[[ Records to use open ]]

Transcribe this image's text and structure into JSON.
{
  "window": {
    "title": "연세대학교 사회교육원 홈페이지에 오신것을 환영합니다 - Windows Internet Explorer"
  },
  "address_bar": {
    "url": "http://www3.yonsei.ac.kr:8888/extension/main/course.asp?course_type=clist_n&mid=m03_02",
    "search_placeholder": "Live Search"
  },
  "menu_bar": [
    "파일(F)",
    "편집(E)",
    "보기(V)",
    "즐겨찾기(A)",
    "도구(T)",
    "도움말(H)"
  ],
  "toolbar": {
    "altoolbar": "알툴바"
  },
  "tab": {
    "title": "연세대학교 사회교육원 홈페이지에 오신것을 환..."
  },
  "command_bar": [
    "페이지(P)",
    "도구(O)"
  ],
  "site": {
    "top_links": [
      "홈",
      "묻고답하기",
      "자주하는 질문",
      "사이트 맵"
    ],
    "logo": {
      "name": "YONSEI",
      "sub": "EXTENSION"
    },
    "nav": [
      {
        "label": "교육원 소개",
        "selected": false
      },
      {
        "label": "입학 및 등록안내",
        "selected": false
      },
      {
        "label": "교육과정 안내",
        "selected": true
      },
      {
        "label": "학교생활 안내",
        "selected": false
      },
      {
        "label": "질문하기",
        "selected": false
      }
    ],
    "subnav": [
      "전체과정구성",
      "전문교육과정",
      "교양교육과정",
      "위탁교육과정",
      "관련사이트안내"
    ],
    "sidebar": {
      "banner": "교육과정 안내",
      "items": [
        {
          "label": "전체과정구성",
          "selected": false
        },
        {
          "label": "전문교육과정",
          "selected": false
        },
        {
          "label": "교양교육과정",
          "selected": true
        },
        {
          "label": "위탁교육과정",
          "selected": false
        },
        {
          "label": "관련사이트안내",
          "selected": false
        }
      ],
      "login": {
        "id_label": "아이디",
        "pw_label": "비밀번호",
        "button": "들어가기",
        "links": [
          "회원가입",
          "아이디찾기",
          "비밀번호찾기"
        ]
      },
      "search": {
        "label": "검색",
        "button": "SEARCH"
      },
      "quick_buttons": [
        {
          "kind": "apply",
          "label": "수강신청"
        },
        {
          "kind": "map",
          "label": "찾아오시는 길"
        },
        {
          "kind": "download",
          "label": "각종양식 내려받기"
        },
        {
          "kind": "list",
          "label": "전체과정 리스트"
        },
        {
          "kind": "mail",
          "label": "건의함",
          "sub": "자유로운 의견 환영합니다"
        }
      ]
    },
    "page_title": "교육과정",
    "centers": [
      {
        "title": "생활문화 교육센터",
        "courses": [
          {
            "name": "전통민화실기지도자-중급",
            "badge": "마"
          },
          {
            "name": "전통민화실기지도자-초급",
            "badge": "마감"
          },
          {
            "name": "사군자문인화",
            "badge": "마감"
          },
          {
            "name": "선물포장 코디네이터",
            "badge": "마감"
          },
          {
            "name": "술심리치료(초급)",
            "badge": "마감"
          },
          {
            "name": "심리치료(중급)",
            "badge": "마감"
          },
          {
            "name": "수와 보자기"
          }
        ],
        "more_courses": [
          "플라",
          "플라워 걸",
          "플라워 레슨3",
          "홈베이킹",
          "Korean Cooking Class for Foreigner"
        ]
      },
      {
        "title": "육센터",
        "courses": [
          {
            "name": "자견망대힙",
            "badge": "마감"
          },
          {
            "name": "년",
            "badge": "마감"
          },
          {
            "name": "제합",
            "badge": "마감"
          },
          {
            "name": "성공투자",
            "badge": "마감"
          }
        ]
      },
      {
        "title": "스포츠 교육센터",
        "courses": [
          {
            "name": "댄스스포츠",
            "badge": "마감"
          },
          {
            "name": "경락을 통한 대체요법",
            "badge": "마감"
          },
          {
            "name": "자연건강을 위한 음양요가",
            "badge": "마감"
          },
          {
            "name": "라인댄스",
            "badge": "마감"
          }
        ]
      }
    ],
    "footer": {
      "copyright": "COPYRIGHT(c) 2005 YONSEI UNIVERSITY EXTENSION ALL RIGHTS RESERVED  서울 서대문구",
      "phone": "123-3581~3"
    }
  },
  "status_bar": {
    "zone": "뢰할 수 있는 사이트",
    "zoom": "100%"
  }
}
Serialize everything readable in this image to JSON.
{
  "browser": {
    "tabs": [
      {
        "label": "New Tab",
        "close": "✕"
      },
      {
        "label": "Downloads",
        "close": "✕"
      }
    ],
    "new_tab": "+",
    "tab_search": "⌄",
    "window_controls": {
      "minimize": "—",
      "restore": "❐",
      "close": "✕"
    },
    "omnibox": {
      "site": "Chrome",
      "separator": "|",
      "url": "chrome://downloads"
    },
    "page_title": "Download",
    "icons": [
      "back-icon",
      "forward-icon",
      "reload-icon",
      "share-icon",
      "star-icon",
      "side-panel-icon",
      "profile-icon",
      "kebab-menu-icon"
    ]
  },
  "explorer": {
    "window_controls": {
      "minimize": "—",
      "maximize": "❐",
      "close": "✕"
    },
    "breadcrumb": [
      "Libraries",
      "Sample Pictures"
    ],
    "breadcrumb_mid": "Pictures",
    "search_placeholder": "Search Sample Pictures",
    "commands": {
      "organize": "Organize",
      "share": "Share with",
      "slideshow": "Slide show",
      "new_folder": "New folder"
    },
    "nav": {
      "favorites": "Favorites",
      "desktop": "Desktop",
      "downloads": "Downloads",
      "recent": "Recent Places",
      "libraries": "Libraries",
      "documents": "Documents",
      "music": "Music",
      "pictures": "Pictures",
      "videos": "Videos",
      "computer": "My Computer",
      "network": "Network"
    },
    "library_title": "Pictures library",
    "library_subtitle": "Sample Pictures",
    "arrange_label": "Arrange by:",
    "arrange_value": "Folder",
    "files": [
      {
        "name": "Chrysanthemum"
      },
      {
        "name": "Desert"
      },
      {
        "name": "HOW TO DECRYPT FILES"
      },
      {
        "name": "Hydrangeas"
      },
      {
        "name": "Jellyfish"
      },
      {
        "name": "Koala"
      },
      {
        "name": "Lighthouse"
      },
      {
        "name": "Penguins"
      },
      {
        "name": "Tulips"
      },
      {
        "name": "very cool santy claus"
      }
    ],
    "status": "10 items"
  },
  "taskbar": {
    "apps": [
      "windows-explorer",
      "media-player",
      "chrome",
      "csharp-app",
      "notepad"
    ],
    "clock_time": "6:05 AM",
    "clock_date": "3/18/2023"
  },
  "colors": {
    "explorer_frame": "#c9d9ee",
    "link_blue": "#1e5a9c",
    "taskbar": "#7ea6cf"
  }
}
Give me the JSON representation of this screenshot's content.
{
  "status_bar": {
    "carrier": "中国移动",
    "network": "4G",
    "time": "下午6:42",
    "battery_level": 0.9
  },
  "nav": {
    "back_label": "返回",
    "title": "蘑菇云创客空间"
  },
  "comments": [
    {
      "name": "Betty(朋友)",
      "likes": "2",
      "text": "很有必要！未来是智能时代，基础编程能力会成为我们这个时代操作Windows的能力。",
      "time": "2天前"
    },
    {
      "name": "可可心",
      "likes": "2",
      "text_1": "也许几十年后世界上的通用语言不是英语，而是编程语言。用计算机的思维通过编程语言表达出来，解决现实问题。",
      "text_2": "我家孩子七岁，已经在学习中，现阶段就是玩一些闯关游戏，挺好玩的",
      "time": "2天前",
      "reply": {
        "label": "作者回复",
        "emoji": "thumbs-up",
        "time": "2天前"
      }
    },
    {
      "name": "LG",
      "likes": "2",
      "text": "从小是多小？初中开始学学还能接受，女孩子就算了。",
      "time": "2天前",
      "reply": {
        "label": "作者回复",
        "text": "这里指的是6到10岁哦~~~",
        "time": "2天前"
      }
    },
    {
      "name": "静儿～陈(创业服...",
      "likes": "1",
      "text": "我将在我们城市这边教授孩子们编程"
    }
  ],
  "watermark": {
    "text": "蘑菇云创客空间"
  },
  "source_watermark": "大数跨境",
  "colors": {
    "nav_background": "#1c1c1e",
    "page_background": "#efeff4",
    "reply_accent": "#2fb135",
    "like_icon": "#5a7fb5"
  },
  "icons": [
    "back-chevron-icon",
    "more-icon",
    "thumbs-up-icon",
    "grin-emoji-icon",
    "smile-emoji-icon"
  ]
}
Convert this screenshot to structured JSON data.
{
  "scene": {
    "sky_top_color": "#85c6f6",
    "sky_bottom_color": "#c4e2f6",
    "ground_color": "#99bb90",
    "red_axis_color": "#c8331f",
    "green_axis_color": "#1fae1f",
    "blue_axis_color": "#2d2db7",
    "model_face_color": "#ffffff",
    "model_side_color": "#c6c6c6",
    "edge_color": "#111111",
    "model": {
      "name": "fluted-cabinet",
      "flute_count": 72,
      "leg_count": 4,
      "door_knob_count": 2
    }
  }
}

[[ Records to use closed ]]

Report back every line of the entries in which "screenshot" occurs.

● Task response:
Give me the JSON representation of this screenshot's content.
Convert this screenshot to structured JSON data.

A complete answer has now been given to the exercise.